*** DATASET EXCERPTS ***

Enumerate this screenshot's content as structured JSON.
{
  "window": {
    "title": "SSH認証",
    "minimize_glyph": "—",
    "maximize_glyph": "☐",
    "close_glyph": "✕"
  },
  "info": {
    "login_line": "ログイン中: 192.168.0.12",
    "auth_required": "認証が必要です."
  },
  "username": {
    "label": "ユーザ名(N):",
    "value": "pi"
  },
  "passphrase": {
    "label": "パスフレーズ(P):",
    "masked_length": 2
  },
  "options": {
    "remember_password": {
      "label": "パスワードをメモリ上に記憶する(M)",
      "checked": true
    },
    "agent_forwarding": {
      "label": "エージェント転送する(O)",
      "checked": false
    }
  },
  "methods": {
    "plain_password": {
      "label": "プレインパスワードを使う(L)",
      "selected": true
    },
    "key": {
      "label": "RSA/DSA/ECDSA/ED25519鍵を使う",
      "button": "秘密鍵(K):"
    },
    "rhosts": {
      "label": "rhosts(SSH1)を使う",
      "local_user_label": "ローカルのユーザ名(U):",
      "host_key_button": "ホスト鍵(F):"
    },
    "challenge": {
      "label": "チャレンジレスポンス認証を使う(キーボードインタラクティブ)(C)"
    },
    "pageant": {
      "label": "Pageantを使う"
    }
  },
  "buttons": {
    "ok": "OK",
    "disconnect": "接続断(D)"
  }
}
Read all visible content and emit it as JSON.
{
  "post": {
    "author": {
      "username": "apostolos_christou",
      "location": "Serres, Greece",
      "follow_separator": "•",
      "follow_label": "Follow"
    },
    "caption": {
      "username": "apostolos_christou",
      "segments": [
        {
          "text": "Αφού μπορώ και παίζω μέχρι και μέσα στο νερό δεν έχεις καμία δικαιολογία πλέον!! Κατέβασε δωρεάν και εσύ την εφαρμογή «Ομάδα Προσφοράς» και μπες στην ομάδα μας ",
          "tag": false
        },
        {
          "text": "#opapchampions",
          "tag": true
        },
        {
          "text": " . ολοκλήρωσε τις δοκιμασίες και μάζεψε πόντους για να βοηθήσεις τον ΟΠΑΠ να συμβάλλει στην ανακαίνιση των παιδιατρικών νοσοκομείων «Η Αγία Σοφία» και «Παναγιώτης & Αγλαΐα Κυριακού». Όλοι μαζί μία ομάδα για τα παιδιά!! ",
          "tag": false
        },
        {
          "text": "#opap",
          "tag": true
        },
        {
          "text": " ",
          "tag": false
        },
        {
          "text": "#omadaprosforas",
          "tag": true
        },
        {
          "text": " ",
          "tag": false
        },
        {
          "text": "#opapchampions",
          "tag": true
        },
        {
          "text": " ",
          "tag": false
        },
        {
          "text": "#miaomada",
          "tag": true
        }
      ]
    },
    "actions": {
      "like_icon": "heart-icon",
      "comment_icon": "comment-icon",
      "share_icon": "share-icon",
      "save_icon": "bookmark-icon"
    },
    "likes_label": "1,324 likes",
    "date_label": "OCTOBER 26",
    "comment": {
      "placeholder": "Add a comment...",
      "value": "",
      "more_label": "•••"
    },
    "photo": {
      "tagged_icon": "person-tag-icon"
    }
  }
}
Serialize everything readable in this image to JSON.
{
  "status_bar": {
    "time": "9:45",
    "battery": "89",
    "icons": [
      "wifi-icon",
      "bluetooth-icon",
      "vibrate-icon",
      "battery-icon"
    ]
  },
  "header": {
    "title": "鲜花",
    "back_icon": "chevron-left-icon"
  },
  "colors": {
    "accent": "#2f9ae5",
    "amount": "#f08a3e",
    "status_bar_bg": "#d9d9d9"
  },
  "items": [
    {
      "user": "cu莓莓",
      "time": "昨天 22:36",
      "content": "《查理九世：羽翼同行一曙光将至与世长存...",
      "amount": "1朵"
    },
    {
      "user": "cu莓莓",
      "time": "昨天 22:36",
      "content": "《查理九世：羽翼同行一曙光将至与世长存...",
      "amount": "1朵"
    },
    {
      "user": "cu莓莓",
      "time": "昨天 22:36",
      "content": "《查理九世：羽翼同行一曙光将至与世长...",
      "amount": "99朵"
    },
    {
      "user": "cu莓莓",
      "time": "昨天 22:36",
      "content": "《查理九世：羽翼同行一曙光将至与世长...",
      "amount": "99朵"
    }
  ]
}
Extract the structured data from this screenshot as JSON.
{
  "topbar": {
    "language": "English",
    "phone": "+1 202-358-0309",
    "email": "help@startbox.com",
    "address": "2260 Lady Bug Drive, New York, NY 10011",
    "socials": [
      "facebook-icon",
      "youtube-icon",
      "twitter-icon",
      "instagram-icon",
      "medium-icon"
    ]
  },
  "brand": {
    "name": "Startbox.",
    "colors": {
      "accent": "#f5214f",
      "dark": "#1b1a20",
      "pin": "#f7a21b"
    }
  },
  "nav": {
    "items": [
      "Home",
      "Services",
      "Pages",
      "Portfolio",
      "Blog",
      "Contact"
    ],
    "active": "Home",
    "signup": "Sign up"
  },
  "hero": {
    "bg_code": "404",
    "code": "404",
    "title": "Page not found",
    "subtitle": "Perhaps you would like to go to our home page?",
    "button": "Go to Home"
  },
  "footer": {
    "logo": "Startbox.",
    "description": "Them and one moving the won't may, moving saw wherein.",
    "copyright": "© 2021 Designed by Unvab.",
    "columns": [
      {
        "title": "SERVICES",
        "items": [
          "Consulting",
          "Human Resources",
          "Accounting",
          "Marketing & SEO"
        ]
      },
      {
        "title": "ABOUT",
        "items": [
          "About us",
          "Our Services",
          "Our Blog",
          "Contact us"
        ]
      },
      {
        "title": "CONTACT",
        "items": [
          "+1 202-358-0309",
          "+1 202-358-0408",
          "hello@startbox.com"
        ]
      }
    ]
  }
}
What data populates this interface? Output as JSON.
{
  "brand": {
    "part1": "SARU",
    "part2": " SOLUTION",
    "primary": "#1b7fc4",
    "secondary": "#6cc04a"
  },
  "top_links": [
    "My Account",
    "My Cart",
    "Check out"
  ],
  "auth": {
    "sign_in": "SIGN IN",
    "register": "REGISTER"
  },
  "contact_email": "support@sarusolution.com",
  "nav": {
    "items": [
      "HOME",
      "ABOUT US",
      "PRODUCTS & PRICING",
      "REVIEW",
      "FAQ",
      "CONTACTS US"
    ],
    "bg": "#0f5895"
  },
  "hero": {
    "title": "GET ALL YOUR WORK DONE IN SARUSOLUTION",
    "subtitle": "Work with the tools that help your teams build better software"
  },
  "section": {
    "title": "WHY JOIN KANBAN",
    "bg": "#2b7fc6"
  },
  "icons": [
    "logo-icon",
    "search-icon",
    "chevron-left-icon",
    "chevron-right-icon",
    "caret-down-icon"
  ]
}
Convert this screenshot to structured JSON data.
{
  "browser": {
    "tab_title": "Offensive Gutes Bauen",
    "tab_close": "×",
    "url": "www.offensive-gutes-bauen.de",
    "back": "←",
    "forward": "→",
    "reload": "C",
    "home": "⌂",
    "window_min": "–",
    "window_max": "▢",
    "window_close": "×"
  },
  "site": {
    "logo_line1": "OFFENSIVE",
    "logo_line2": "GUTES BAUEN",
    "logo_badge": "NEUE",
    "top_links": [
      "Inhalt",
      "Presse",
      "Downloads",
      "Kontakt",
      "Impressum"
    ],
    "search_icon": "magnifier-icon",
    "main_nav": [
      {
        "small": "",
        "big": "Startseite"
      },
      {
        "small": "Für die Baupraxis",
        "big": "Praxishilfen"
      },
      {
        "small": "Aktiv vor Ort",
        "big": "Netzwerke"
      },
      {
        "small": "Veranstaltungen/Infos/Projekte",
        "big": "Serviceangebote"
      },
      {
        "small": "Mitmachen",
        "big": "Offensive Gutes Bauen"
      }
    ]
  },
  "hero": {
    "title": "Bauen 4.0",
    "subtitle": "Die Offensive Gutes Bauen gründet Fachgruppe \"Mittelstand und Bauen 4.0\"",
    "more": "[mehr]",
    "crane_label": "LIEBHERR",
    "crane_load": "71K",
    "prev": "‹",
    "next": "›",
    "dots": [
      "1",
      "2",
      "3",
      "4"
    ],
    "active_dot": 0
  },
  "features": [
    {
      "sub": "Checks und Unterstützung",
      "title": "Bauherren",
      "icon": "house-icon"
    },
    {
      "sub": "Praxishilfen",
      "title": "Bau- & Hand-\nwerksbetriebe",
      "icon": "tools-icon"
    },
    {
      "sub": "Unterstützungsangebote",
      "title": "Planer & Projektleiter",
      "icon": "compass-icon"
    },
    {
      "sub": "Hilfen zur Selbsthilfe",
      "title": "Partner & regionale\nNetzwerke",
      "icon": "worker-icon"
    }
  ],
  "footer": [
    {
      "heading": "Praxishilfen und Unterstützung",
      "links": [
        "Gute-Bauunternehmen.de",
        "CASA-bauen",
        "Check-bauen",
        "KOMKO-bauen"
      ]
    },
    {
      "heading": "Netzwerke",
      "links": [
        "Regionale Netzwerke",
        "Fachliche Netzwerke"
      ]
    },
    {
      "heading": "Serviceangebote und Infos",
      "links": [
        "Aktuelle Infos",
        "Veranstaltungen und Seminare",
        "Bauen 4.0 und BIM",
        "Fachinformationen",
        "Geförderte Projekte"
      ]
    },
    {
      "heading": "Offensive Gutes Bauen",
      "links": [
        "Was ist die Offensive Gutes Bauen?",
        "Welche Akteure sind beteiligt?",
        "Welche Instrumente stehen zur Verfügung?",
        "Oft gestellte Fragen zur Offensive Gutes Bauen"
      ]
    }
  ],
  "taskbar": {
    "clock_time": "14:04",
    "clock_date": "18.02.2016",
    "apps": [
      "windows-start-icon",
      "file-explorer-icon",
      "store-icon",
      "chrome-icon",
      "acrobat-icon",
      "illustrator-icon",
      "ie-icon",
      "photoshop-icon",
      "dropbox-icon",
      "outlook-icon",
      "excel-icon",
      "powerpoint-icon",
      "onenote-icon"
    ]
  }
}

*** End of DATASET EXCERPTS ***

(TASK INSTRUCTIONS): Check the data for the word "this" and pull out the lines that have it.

(EXERCISE RESULT):
Enumerate this screenshot's content as structured JSON.
Serialize everything readable in this image to JSON.
Extract the structured data from this screenshot as JSON.
What data populates this interface? Output as JSON.
Convert this screenshot to structured JSON data.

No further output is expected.